The immediate problem once we decided to build the new stadium was how to pay for it. Rice was prohibited by its charter from incurring debt (this restriction stood until the early 2000s, when we did one of our periodic charter changes) and there was no willingness on the part of the trustees to use endowment funds for non-academic purposes. A committee was formed, headed by board member Gus Wortham, tasked with finding the money. Anticipating our first major capital campaign, they rejected the idea of going out and raising the cash from our traditional major donors. (We finally got around to this a mere thirteen years later.) Instead they decided on something that was a bit unusual at the time–the sale of twenty-year seat options. Because we were in a big hurry to get the new stadium built, the group immediately launched a fifteen day campaign with the goal of selling 15,000 options at $100 each for grandstand and $200 for boxes. This was enormously successful. In two weeks they sold over 12,000 and within a month easily passed the goal. The Rice Athletic Association chipped in another $500,000 (this was in the days when one of the major duties of the Committee on Outdoor Sports was the distribution of the profits generated by football) and we were on our way.
There isn’t a whole lot about this in the archives so I went back and looked for newspaper stories about it. There are some and they are moderately interesting, but my attention was really grabbed by something else: advertisements.
I’m assuming you could buy options directly from Rice but it turns out that you could also buy them at Holt’s Sporting Goods downtown:

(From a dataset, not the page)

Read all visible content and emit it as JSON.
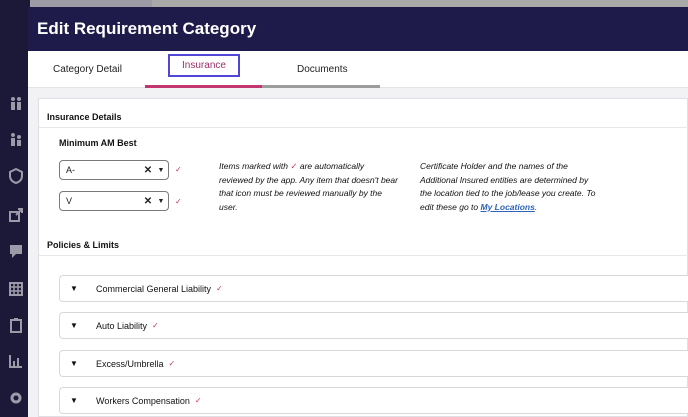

And banks would loan you money to do it! I did not expect this.
Bonus: At least one option certificate survives.
Fascinating history, and this all happened just a few years before my class matriculated in 1956. Those option holders got their money’s worth when the Owls beat the No. 1 Aggies in 1957.
When NRG (Reliant, at the time) was looking for funding, they were selling PSLs – personal seat licenses. We looked at this as the butt of a joke in a MOB halftime, and then I discovered that Rice had done exactly the same thing, roughly 50 years earlier.
Rice athletics was once the pride of the city of Houston and the Houston business community. Now, through years of mismanagement and lack of administrative leadership, a truly valuable asset has been allowed to wither away like other once iconic businesses like Compaq, Sears, Texaco, etc.